→ Assignment: For every entry below, give an exact repeat and leave out the pictures.

→ Record set:
○ ○ ○ ○
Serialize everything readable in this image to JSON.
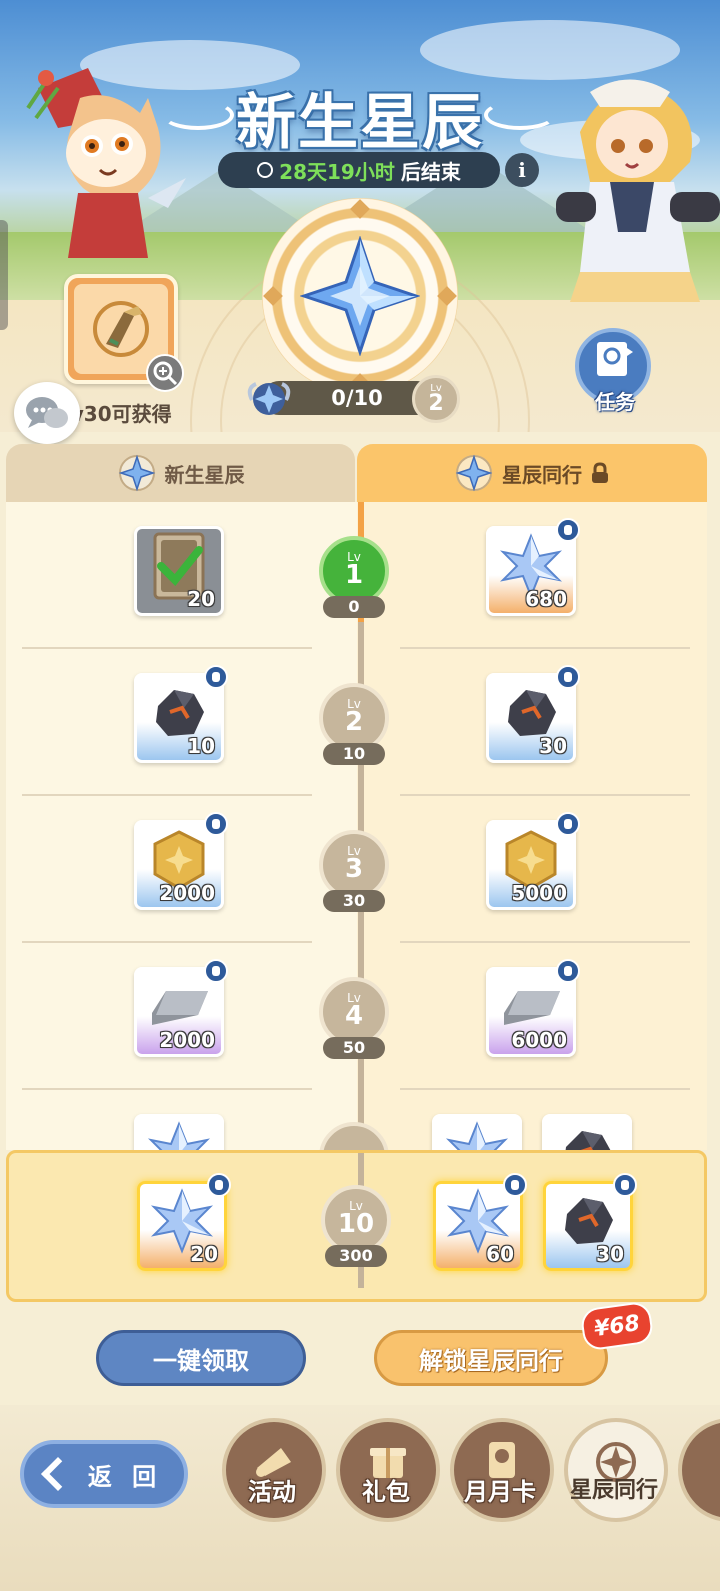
{
  "header": {
    "title": "新生星辰",
    "timer_highlight": "28天19小时",
    "timer_suffix": "后结束",
    "info_label": "i"
  },
  "progress": {
    "value": "0/10",
    "level_label": "Lv",
    "level": "2"
  },
  "preview": {
    "unlock_text": "Lv30可获得"
  },
  "tasks_label": "任务",
  "tabs": {
    "free": "新生星辰",
    "premium": "星辰同行"
  },
  "rows": [
    {
      "lv_label": "Lv",
      "level": "1",
      "xp": "0",
      "free": {
        "qty": "20",
        "kind": "card",
        "claimed": true
      },
      "premium": [
        {
          "qty": "680",
          "kind": "crystal"
        }
      ]
    },
    {
      "lv_label": "Lv",
      "level": "2",
      "xp": "10",
      "free": {
        "qty": "10",
        "kind": "ore"
      },
      "premium": [
        {
          "qty": "30",
          "kind": "ore"
        }
      ]
    },
    {
      "lv_label": "Lv",
      "level": "3",
      "xp": "30",
      "free": {
        "qty": "2000",
        "kind": "coin"
      },
      "premium": [
        {
          "qty": "5000",
          "kind": "coin"
        }
      ]
    },
    {
      "lv_label": "Lv",
      "level": "4",
      "xp": "50",
      "free": {
        "qty": "2000",
        "kind": "ingot"
      },
      "premium": [
        {
          "qty": "6000",
          "kind": "ingot"
        }
      ]
    }
  ],
  "highlight_row": {
    "lv_label": "Lv",
    "level": "10",
    "xp": "300",
    "free": {
      "qty": "20",
      "kind": "crystal"
    },
    "premium": [
      {
        "qty": "60",
        "kind": "crystal"
      },
      {
        "qty": "30",
        "kind": "ore"
      }
    ]
  },
  "buttons": {
    "claim_all": "一键领取",
    "unlock": "解锁星辰同行",
    "price": "¥68"
  },
  "nav": {
    "back": "返 回",
    "items": [
      "活动",
      "礼包",
      "月月卡",
      "星辰同行"
    ]
  },
  "colors": {
    "accent_orange": "#fbc56a",
    "accent_blue": "#5e86c3",
    "claimed_green": "#45b33b",
    "price_red": "#e8432f"
  }
}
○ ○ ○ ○
→ Answer to the exercise:
Serialize everything readable in this image to JSON.
{
  "header": {
    "title": "新生星辰",
    "timer_highlight": "28天19小时",
    "timer_suffix": "后结束",
    "info_label": "i"
  },
  "progress": {
    "value": "0/10",
    "level_label": "Lv",
    "level": "2"
  },
  "preview": {
    "unlock_text": "Lv30可获得"
  },
  "tasks_label": "任务",
  "tabs": {
    "free": "新生星辰",
    "premium": "星辰同行"
  },
  "rows": [
    {
      "lv_label": "Lv",
      "level": "1",
      "xp": "0",
      "free": {
        "qty": "20",
        "kind": "card",
        "claimed": true
      },
      "premium": [
        {
          "qty": "680",
          "kind": "crystal"
        }
      ]
    },
    {
      "lv_label": "Lv",
      "level": "2",
      "xp": "10",
      "free": {
        "qty": "10",
        "kind": "ore"
      },
      "premium": [
        {
          "qty": "30",
          "kind": "ore"
        }
      ]
    },
    {
      "lv_label": "Lv",
      "level": "3",
      "xp": "30",
      "free": {
        "qty": "2000",
        "kind": "coin"
      },
      "premium": [
        {
          "qty": "5000",
          "kind": "coin"
        }
      ]
    },
    {
      "lv_label": "Lv",
      "level": "4",
      "xp": "50",
      "free": {
        "qty": "2000",
        "kind": "ingot"
      },
      "premium": [
        {
          "qty": "6000",
          "kind": "ingot"
        }
      ]
    }
  ],
  "highlight_row": {
    "lv_label": "Lv",
    "level": "10",
    "xp": "300",
    "free": {
      "qty": "20",
      "kind": "crystal"
    },
    "premium": [
      {
        "qty": "60",
        "kind": "crystal"
      },
      {
        "qty": "30",
        "kind": "ore"
      }
    ]
  },
  "buttons": {
    "claim_all": "一键领取",
    "unlock": "解锁星辰同行",
    "price": "¥68"
  },
  "nav": {
    "back": "返 回",
    "items": [
      "活动",
      "礼包",
      "月月卡",
      "星辰同行"
    ]
  },
  "colors": {
    "accent_orange": "#fbc56a",
    "accent_blue": "#5e86c3",
    "claimed_green": "#45b33b",
    "price_red": "#e8432f"
  }
}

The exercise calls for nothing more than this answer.